World Islamic Forum Urges Increased Unity among Muslim States

The World Islamic Forum concluded its 7th summit in the Iranian city of Yazd by issuing a statement in which member states were called on to enhance their solidarity and cooperation, particularly against such phenomena as Islamophobia, extremism, and terrorism. Text translated by IFP from Mehrtalabane Yazd.

Nearly 100 guests from 35 countries attended the two-day international event, which kicked off on May 24, and was supported by the Iranian Foreign Ministry. The theme of the Forum was “Strategic Communications: Reference Values, Institutions and Individuals.” The Forum is supported by the Organization of Islamic Cooperation (OIC).

The important goals of the Forum included bringing global Islamic think-tanks closer together and discussing the issue of a world free from violence and extremism.

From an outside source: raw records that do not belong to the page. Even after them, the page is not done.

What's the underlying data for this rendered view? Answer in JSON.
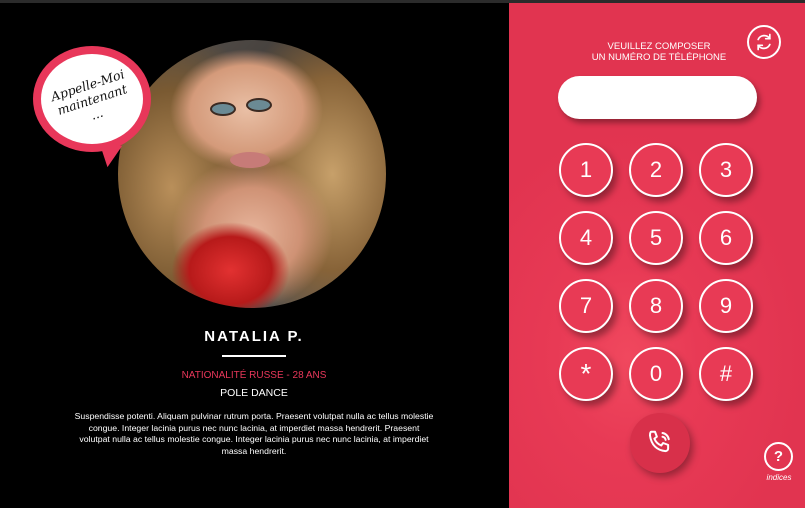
{
  "profile": {
    "bubble_text": "Appelle-Moi\nmaintenant\n...",
    "name": "NATALIA P.",
    "nationality": "NATIONALITÉ RUSSE - 28 ANS",
    "activity": "POLE DANCE",
    "bio": "Suspendisse potenti. Aliquam pulvinar rutrum porta. Praesent volutpat nulla ac tellus molestie congue. Integer lacinia purus nec nunc lacinia, at imperdiet massa hendrerit. Praesent volutpat nulla ac tellus molestie congue. Integer lacinia purus nec nunc lacinia, at imperdiet massa hendrerit."
  },
  "dialer": {
    "prompt": "VEUILLEZ COMPOSER\nUN NUMÉRO DE TÉLÉPHONE",
    "display_value": "",
    "keys": [
      "1",
      "2",
      "3",
      "4",
      "5",
      "6",
      "7",
      "8",
      "9",
      "*",
      "0",
      "#"
    ],
    "help_label": "indices",
    "help_symbol": "?"
  },
  "colors": {
    "accent": "#e8375a",
    "background": "#000000",
    "text": "#ffffff"
  },
  "icons": {
    "refresh": "refresh-icon",
    "call": "phone-call-icon",
    "help": "help-icon"
  }
}
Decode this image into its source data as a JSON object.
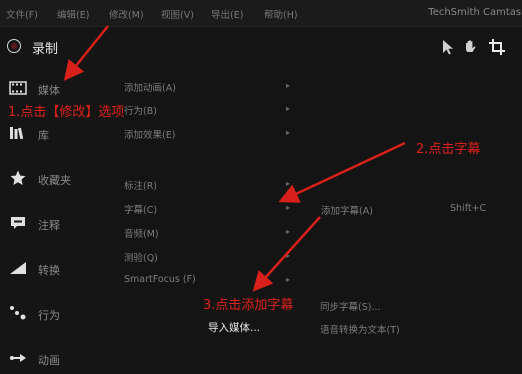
{
  "menubar": {
    "items": [
      "文件(F)",
      "编辑(E)",
      "修改(M)",
      "视图(V)",
      "导出(E)",
      "帮助(H)"
    ],
    "app_title": "TechSmith Camtasia"
  },
  "sidebar": {
    "record_label": "录制",
    "items": [
      {
        "label": "媒体",
        "icon": "film-icon"
      },
      {
        "label": "库",
        "icon": "library-icon"
      },
      {
        "label": "收藏夹",
        "icon": "star-icon"
      },
      {
        "label": "注释",
        "icon": "annotation-icon"
      },
      {
        "label": "转换",
        "icon": "transition-icon"
      },
      {
        "label": "行为",
        "icon": "behavior-icon"
      },
      {
        "label": "动画",
        "icon": "animation-icon"
      }
    ]
  },
  "toolbar": {
    "tools": [
      "pointer-icon",
      "hand-icon",
      "crop-icon"
    ]
  },
  "dropdown": {
    "items": [
      {
        "label": "添加动画(A)",
        "arrow": "▸"
      },
      {
        "label": "行为(B)",
        "arrow": "▸"
      },
      {
        "label": "添加效果(E)",
        "arrow": "▸"
      },
      {
        "label": "标注(R)",
        "arrow": "▸"
      },
      {
        "label": "字幕(C)",
        "arrow": "▸"
      },
      {
        "label": "音频(M)",
        "arrow": "▸"
      },
      {
        "label": "测验(Q)",
        "arrow": "▸"
      },
      {
        "label": "SmartFocus (F)",
        "arrow": "▸"
      }
    ]
  },
  "submenu": {
    "add_caption": "添加字幕(A)",
    "add_caption_shortcut": "Shift+C",
    "sync_captions": "同步字幕(S)...",
    "speech_to_text": "语音转换为文本(T)"
  },
  "context": {
    "import_media": "导入媒体..."
  },
  "annotations": {
    "step1": "1.点击【修改】选项",
    "step2": "2.点击字幕",
    "step3": "3.点击添加字幕"
  }
}
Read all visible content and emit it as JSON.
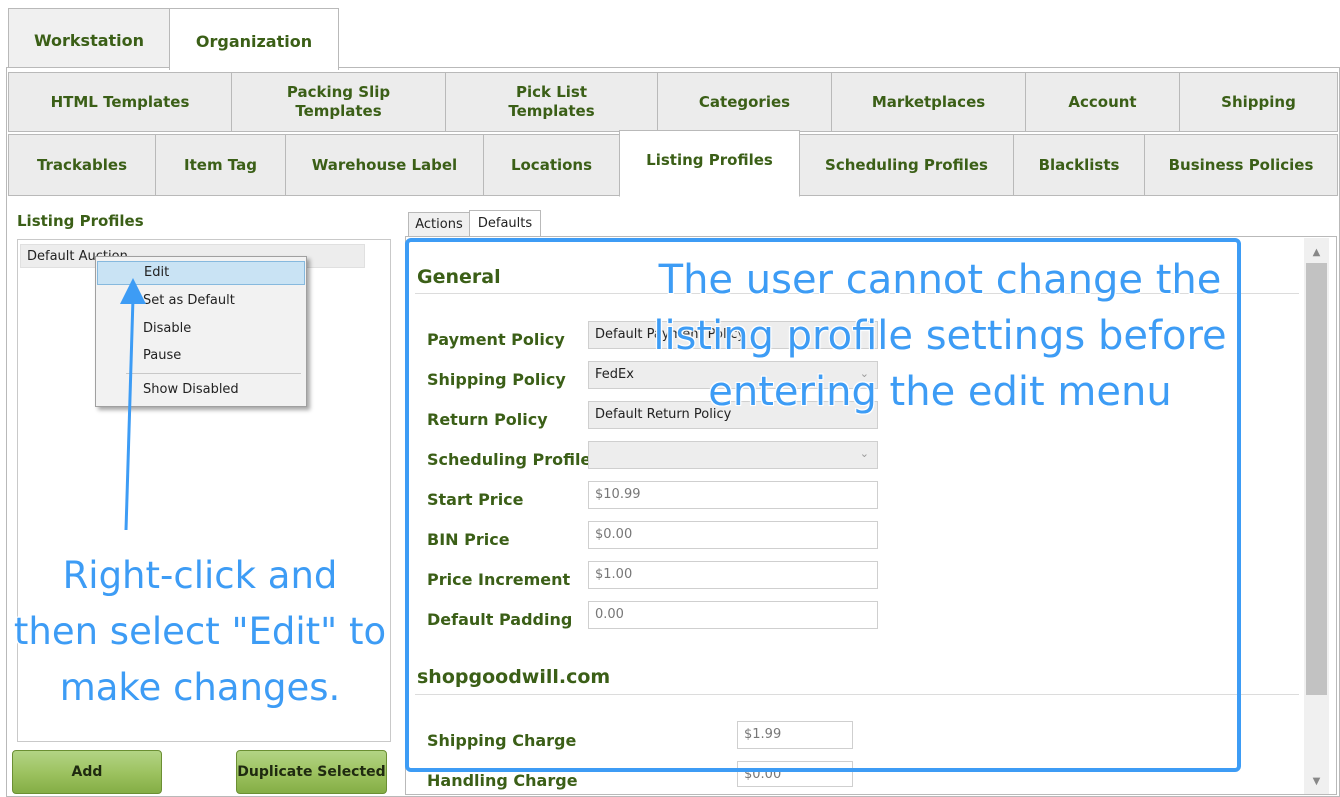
{
  "top_tabs": [
    "Workstation",
    "Organization"
  ],
  "sub_tabs_row1": [
    "HTML Templates",
    "Packing Slip Templates",
    "Pick List Templates",
    "Categories",
    "Marketplaces",
    "Account",
    "Shipping"
  ],
  "sub_tabs_row2": [
    "Trackables",
    "Item Tag",
    "Warehouse Label",
    "Locations",
    "Listing Profiles",
    "Scheduling Profiles",
    "Blacklists",
    "Business Policies"
  ],
  "left": {
    "title": "Listing Profiles",
    "list_item": "Default Auction",
    "add_button": "Add",
    "duplicate_button": "Duplicate Selected"
  },
  "context_menu": {
    "items": [
      "Edit",
      "Set as Default",
      "Disable",
      "Pause",
      "Show Disabled"
    ]
  },
  "right_tabs": [
    "Actions",
    "Defaults"
  ],
  "general": {
    "title": "General",
    "payment_label": "Payment Policy",
    "payment_value": "Default Payment Policy",
    "shipping_label": "Shipping Policy",
    "shipping_value": "FedEx",
    "return_label": "Return Policy",
    "return_value": "Default Return Policy",
    "scheduling_label": "Scheduling Profile",
    "scheduling_value": "",
    "start_price_label": "Start Price",
    "start_price_value": "$10.99",
    "bin_price_label": "BIN Price",
    "bin_price_value": "$0.00",
    "increment_label": "Price Increment",
    "increment_value": "$1.00",
    "padding_label": "Default Padding",
    "padding_value": "0.00"
  },
  "shopgoodwill": {
    "title": "shopgoodwill.com",
    "shipping_charge_label": "Shipping Charge",
    "shipping_charge_value": "$1.99",
    "handling_charge_label": "Handling Charge",
    "handling_charge_value": "$0.00"
  },
  "annotations": {
    "right_line1": "The user cannot change the",
    "right_line2": "listing profile settings before",
    "right_line3": "entering the edit menu",
    "left_line1": "Right-click and",
    "left_line2": "then select \"Edit\" to",
    "left_line3": "make changes."
  },
  "colors": {
    "accent_green": "#3b5f17",
    "callout_blue": "#3d9cf5",
    "button_green": "#9bc15e"
  }
}
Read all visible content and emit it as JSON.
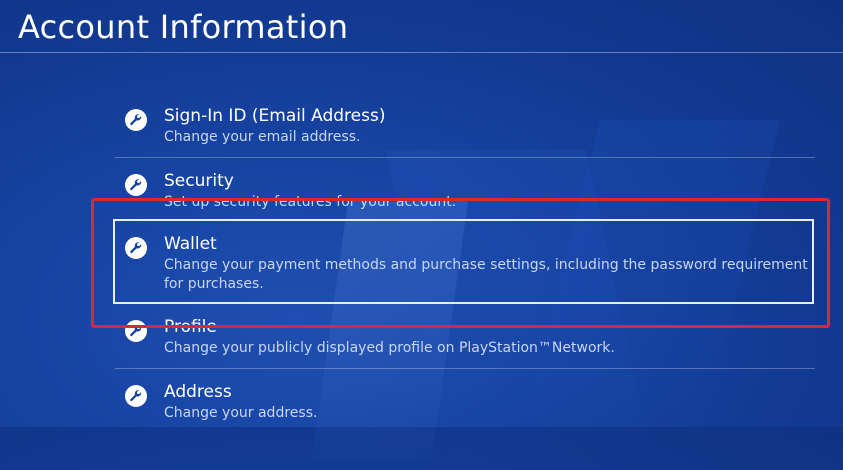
{
  "title": "Account Information",
  "items": [
    {
      "label": "Sign-In ID (Email Address)",
      "desc": "Change your email address."
    },
    {
      "label": "Security",
      "desc": "Set up security features for your account."
    },
    {
      "label": "Wallet",
      "desc": "Change your payment methods and purchase settings, including the password requirement for purchases."
    },
    {
      "label": "Profile",
      "desc": "Change your publicly displayed profile on PlayStation™Network."
    },
    {
      "label": "Address",
      "desc": "Change your address."
    }
  ],
  "icon": "wrench-icon",
  "colors": {
    "background": "#1744a3",
    "highlight_annotation": "#e02630",
    "focus_border": "#e8eef8"
  },
  "selected_item": "Wallet"
}
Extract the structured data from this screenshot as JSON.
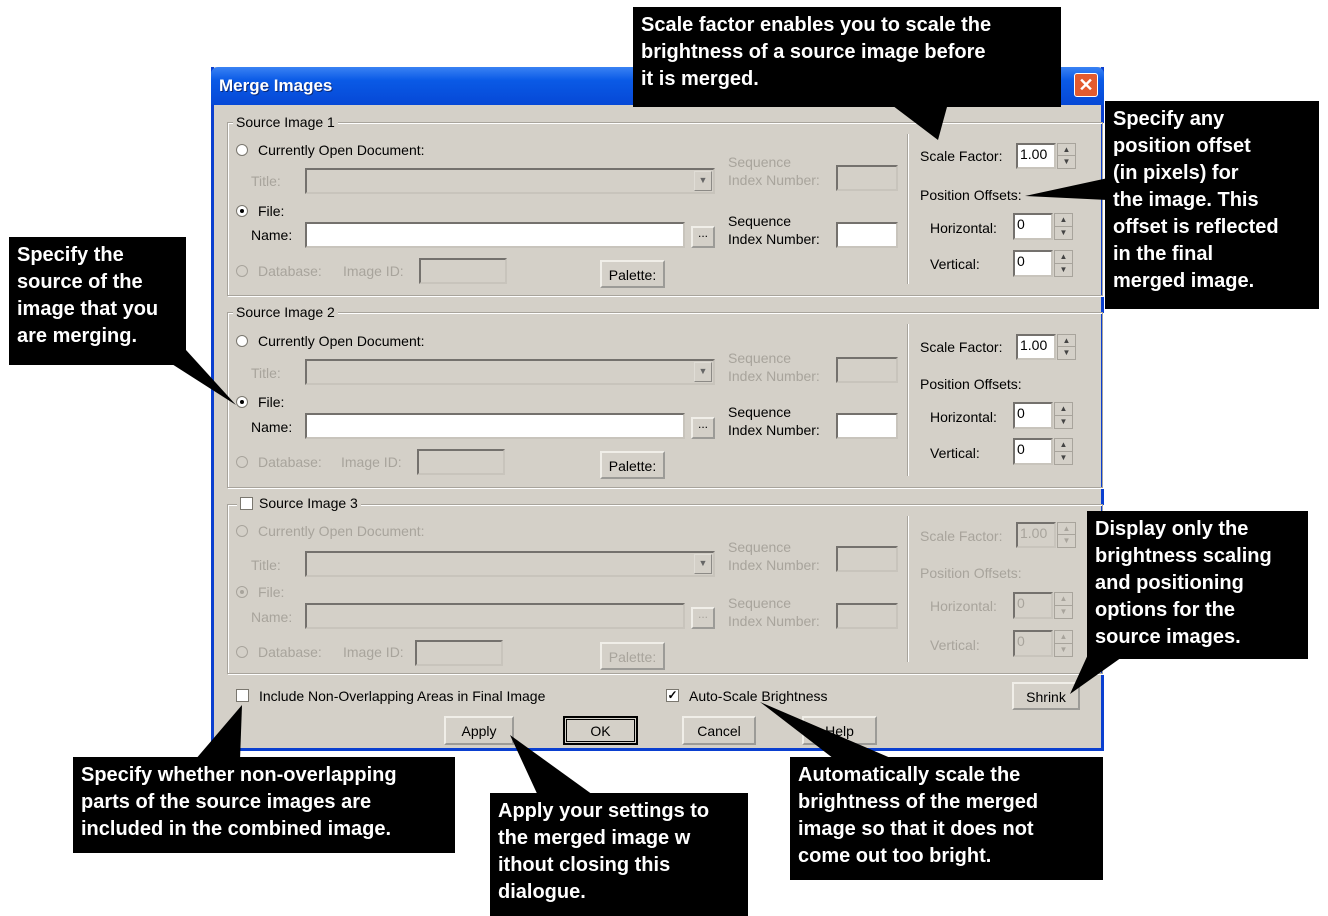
{
  "dialog": {
    "title": "Merge Images",
    "close_glyph": "✕",
    "source1": {
      "legend": "Source Image 1",
      "current_doc": "Currently Open Document:",
      "title_label": "Title:",
      "file_label": "File:",
      "name_label": "Name:",
      "database_label": "Database:",
      "image_id_label": "Image ID:",
      "seq1_line1": "Sequence",
      "seq1_line2": "Index Number:",
      "seq2_line1": "Sequence",
      "seq2_line2": "Index Number:",
      "palette": "Palette:",
      "browse": "...",
      "scale_label": "Scale Factor:",
      "scale_value": "1.00",
      "offsets_label": "Position Offsets:",
      "horizontal_label": "Horizontal:",
      "horizontal_value": "0",
      "vertical_label": "Vertical:",
      "vertical_value": "0"
    },
    "source2": {
      "legend": "Source Image 2",
      "current_doc": "Currently Open Document:",
      "title_label": "Title:",
      "file_label": "File:",
      "name_label": "Name:",
      "database_label": "Database:",
      "image_id_label": "Image ID:",
      "seq1_line1": "Sequence",
      "seq1_line2": "Index Number:",
      "seq2_line1": "Sequence",
      "seq2_line2": "Index Number:",
      "palette": "Palette:",
      "browse": "...",
      "scale_label": "Scale Factor:",
      "scale_value": "1.00",
      "offsets_label": "Position Offsets:",
      "horizontal_label": "Horizontal:",
      "horizontal_value": "0",
      "vertical_label": "Vertical:",
      "vertical_value": "0"
    },
    "source3": {
      "legend": "Source Image 3",
      "current_doc": "Currently Open Document:",
      "title_label": "Title:",
      "file_label": "File:",
      "name_label": "Name:",
      "database_label": "Database:",
      "image_id_label": "Image ID:",
      "seq1_line1": "Sequence",
      "seq1_line2": "Index Number:",
      "seq2_line1": "Sequence",
      "seq2_line2": "Index Number:",
      "palette": "Palette:",
      "browse": "...",
      "scale_label": "Scale Factor:",
      "scale_value": "1.00",
      "offsets_label": "Position Offsets:",
      "horizontal_label": "Horizontal:",
      "horizontal_value": "0",
      "vertical_label": "Vertical:",
      "vertical_value": "0"
    },
    "include_non_overlapping": "Include Non-Overlapping Areas in Final Image",
    "auto_scale": "Auto-Scale Brightness",
    "auto_scale_check": "✓",
    "buttons": {
      "shrink": "Shrink",
      "apply": "Apply",
      "ok": "OK",
      "cancel": "Cancel",
      "help": "Help"
    }
  },
  "callouts": {
    "scale_factor": "Scale factor enables you  to scale the\nbrightness of a source image before\nit is merged.",
    "position_offset": "Specify any\nposition offset\n(in pixels) for\nthe image. This\noffset is reflected\nin the final\nmerged image.",
    "source": "Specify the\nsource of the\nimage that you\nare merging.",
    "shrink": "Display only the\nbrightness scaling\nand positioning\noptions for the\nsource images.",
    "non_overlapping": "Specify whether non-overlapping\nparts of the source images are\nincluded in the combined image.",
    "apply": "Apply your settings to\nthe merged image w\nithout closing this\ndialogue.",
    "auto_scale": "Automatically scale the\nbrightness of the merged\nimage so that it does not\ncome out too bright."
  }
}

The Iranian President’s Advisor on Ethnic Groups and Minorities’ Affairs Ali Younesi, as well as a number of thinkers from different countries, attended the closing ceremony of the Forum, held on Wednesday, May 25.

The Forum wrapped up its two-day summit by releasing a 22-article statement read aloud at the closing ceremony. The statement underlined the need for promotion and reinforcement of solidarity and unity among member states.

It also called on Muslim states to be internationally responsible and fight the root causes of immigration, displacement, and the refugee crisis, as well as their social repercussions.

The statement further expressed concern over the spread of Islamophobia and the exacerbation of actions against Muslims in the West, and strongly condemned the attacks on Muslims and Islamic centres, as well as social restrictions placed upon the followers of Prophet Muhammad (PBUH)’s religion.

It thus urged the countries that host Muslim minorities to take necessary action against such Islamophobia.

The member states also hailed the resolutions passed by the United Nations General Assembly on the Dialogue of Civilizations and the World against Violence and Extremism [WAVE], both of which were proposed by Iranian presidents.

The ratification of such resolutions not only prepares the grounds for increased understanding, enhanced unity, fewer causes for conflict and disputes, and finally a decrease in violence, extremism, and terrorism, but it would also encourage the international community to pursue the implementation of such plans more seriously.

The Forum voiced its concern over the support provided for violent and extremist thought being propagated via public media in the name of freedom of speech, and also denounced any politically-motivated discrimination, limitation, and censorship against independent media.

The statement also underlined the necessity for a stronger role to be played by academics, religious authorities, and scientific institutions in the expansion of strategic communications, and called for further dialogue among religions, cultures, and more respect for human rights, as well as measures to remove the root causes of extremist and violent ideologies.

The Forum stressed that the emergence of Takfiri terrorist groups and the increase of their actions in different parts of the world, particularly in the Middle East and North Africa, are the result of plots by common enemies to cause rifts among Muslims and war between Islamic states.

Therefore, it added, the elites of the Muslim world should join hands and show resistance to these plots hatched by common enemies and their implicit and explicit support for extremist and terrorist phenomena.

The Forum referred to the issue of the occupying Israeli regime and its uncontrolled crimes against Muslims, particularly the people of Palestine and Lebanon, as the biggest problem of Muslim world, and urged all member states to spare no effort in countering the challenge and finding solutions to the issue.

It finally urged the international community including all countries, think-tanks, researchers, and religious authorities to fight the ISIS terrorist group, emphasizing that it is “unconstructive” and “wrong” to divide terrorists into “bad” and “good” groups.